### Exercise description:
Look over the listing below and work out how many lines have the word "Fornitori". Write only that number.

### Records for this task:
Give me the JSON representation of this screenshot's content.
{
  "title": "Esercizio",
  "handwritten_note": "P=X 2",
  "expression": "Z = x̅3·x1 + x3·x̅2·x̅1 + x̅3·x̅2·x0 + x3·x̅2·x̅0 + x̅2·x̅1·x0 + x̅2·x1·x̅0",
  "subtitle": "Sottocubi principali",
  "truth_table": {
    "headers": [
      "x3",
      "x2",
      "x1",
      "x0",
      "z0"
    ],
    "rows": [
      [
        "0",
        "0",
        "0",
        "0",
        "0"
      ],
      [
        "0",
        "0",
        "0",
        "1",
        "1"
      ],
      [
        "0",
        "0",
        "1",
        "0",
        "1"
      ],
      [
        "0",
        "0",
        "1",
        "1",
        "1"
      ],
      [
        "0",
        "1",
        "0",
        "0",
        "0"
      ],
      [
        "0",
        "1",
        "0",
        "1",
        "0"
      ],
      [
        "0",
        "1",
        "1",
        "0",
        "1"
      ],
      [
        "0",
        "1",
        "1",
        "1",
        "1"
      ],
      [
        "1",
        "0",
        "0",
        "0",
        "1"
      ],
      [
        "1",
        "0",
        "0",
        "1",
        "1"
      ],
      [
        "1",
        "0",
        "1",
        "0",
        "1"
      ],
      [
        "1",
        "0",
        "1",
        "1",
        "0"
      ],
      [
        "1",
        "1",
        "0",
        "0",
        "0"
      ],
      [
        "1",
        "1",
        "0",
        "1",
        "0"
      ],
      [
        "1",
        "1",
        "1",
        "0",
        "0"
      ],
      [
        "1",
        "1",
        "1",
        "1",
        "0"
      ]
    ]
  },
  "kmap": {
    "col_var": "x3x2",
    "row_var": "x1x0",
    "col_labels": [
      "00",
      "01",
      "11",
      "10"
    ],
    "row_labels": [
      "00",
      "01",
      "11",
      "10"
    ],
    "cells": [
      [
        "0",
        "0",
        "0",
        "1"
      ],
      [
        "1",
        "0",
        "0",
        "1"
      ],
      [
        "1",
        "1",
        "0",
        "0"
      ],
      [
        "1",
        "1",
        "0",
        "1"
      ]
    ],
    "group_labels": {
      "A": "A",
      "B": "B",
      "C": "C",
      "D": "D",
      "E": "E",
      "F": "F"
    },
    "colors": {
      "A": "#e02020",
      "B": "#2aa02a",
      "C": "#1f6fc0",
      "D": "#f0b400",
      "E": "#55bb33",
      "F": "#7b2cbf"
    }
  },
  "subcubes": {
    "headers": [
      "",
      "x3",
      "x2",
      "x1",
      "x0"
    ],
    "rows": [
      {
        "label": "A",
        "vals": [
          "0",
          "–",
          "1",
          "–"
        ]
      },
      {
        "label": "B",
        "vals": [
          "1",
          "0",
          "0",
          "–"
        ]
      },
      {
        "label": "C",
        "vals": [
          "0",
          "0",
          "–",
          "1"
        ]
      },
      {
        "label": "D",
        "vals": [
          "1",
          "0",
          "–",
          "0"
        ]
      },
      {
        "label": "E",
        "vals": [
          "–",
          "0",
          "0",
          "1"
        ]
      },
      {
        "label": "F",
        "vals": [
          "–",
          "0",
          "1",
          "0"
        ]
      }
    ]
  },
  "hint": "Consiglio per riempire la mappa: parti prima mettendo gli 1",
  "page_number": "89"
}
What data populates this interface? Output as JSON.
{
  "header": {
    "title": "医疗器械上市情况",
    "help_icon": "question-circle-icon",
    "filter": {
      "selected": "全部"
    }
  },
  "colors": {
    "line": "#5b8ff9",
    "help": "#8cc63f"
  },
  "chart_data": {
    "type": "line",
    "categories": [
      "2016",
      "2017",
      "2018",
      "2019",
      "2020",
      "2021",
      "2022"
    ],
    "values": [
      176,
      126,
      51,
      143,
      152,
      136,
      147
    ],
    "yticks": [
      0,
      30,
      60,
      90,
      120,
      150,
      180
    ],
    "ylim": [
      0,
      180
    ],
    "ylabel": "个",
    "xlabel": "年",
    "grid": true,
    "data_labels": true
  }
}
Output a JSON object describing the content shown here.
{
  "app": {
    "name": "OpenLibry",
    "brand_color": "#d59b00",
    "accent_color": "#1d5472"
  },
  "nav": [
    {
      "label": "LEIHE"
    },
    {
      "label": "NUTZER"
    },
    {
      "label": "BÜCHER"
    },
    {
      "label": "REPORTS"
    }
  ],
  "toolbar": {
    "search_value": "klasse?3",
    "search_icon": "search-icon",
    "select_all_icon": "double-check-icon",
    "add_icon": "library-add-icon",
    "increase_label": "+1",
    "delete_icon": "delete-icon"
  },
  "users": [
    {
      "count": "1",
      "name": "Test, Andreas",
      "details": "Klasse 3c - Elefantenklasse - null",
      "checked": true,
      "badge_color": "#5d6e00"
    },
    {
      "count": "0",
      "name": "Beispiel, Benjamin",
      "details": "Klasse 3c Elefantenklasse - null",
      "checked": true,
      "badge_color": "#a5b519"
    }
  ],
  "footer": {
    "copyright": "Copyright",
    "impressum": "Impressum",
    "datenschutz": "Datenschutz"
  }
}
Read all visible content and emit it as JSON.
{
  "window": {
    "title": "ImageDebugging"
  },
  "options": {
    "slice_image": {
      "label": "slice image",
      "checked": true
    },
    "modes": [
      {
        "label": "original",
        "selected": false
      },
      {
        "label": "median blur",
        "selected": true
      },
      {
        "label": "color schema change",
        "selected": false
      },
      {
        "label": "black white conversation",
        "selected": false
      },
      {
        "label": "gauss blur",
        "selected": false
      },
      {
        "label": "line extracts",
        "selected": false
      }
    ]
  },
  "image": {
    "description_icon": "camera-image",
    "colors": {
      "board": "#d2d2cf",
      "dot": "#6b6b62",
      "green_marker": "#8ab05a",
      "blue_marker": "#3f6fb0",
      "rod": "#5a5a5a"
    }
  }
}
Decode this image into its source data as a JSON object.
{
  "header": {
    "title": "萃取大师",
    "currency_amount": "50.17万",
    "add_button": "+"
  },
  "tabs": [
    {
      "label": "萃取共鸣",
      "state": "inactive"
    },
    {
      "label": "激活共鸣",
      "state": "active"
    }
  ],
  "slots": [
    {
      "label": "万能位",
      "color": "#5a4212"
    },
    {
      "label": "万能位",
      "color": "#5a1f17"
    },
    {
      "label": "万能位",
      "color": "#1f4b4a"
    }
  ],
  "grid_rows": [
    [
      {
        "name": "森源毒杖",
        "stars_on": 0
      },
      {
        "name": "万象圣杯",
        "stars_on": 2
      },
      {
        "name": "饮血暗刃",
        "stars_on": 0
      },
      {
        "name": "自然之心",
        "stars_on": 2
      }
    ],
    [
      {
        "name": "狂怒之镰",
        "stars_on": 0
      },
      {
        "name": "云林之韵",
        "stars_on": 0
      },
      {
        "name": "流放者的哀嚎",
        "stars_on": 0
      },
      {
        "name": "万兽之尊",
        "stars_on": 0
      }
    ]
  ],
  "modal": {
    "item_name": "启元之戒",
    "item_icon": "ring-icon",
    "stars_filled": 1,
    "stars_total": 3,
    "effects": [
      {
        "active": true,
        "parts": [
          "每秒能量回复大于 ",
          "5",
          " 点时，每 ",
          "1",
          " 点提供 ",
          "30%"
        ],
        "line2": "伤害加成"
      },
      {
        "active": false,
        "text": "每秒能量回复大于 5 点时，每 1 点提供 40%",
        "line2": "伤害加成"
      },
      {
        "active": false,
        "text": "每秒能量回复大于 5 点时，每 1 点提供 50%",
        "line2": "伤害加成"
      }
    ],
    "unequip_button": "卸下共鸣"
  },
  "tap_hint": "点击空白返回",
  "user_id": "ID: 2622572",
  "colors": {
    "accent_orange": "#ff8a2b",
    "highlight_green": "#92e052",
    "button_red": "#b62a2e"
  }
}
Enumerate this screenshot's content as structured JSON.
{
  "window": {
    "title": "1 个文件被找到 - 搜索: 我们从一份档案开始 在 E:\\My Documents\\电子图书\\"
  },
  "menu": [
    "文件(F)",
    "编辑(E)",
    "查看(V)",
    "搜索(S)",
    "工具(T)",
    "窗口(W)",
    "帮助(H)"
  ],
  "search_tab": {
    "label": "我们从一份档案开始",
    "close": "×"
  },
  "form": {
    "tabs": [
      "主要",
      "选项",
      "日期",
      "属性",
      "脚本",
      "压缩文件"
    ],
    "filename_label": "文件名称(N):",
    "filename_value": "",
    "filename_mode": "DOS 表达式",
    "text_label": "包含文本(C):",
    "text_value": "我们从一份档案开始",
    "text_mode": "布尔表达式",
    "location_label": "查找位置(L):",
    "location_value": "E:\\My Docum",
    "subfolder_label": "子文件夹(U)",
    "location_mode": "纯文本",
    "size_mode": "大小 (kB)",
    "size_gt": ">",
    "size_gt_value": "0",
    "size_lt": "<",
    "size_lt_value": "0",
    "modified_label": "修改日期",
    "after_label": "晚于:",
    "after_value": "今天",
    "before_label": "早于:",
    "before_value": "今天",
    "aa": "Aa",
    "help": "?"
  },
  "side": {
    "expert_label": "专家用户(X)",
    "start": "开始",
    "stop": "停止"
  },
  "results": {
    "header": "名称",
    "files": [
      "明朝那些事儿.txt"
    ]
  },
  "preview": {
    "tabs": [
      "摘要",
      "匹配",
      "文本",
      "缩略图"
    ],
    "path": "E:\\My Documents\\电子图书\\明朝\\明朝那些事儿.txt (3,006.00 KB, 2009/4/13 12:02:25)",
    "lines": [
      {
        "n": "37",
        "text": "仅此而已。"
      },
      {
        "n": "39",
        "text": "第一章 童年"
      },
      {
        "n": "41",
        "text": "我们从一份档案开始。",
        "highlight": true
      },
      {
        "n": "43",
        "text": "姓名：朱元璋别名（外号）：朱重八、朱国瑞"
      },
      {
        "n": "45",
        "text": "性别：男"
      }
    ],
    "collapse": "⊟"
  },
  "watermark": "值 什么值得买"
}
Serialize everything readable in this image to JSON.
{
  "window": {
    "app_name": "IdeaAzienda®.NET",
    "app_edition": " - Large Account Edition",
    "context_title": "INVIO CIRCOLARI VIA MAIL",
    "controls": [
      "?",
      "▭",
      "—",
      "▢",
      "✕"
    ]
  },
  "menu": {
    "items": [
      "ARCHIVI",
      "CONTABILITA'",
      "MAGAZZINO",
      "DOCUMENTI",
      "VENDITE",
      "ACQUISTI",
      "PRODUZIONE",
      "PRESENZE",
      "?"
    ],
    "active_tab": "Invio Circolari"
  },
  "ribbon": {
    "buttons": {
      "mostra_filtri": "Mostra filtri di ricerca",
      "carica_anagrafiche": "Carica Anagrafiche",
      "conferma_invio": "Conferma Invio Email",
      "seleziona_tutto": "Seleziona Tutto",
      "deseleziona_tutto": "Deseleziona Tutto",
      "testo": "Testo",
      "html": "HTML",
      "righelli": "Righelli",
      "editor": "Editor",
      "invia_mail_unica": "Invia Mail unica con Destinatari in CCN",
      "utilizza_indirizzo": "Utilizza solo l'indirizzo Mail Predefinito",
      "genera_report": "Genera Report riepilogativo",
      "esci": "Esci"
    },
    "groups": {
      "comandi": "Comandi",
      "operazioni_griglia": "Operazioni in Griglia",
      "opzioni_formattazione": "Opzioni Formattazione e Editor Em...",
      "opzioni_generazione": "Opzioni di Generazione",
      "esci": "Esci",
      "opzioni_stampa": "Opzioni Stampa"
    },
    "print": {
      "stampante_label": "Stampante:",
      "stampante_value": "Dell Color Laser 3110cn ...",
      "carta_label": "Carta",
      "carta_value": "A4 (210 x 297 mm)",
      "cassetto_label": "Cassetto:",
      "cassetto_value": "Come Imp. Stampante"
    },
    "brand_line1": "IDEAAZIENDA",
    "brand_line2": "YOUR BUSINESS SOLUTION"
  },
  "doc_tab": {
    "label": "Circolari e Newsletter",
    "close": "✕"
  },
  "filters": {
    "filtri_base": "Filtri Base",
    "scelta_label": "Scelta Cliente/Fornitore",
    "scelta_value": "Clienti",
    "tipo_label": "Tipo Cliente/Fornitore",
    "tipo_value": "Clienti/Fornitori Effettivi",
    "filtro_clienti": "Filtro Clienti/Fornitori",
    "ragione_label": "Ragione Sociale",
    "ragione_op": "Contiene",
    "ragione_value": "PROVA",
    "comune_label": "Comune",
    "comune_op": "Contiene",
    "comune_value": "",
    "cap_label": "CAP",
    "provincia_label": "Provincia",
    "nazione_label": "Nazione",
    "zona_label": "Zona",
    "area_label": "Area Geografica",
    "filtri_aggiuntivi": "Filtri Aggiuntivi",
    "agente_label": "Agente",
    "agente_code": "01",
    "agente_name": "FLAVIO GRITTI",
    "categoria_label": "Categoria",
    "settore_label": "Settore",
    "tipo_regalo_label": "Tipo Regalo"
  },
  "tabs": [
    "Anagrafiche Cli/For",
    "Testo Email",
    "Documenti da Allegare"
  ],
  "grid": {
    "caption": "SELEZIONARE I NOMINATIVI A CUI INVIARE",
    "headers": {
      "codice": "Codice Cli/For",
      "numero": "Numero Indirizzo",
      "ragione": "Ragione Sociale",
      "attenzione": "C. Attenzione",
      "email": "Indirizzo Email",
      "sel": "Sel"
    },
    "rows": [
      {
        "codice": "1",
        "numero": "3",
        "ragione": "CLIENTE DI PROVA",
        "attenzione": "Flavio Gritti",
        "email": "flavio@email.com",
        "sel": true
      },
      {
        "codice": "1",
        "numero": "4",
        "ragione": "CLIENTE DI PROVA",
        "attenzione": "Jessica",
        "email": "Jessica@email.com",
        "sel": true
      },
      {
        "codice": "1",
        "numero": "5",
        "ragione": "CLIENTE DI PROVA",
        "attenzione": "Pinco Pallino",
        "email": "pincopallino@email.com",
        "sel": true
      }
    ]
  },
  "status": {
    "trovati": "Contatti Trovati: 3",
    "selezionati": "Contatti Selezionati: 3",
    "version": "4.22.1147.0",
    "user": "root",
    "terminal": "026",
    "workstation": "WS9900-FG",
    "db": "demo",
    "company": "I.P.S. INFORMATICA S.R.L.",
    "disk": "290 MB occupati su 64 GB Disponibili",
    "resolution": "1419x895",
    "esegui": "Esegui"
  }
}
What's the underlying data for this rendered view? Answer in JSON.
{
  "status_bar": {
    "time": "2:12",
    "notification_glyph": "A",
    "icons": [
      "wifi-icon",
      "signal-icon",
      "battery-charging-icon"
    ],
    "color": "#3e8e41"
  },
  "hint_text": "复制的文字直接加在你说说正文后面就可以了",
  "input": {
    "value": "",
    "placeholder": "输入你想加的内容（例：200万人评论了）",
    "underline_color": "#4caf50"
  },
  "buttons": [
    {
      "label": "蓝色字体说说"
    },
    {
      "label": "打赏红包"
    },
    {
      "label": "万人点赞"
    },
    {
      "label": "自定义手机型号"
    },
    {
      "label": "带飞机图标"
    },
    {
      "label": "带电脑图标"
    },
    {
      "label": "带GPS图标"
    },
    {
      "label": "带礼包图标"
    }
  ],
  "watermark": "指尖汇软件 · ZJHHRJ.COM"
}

### Answer box:
2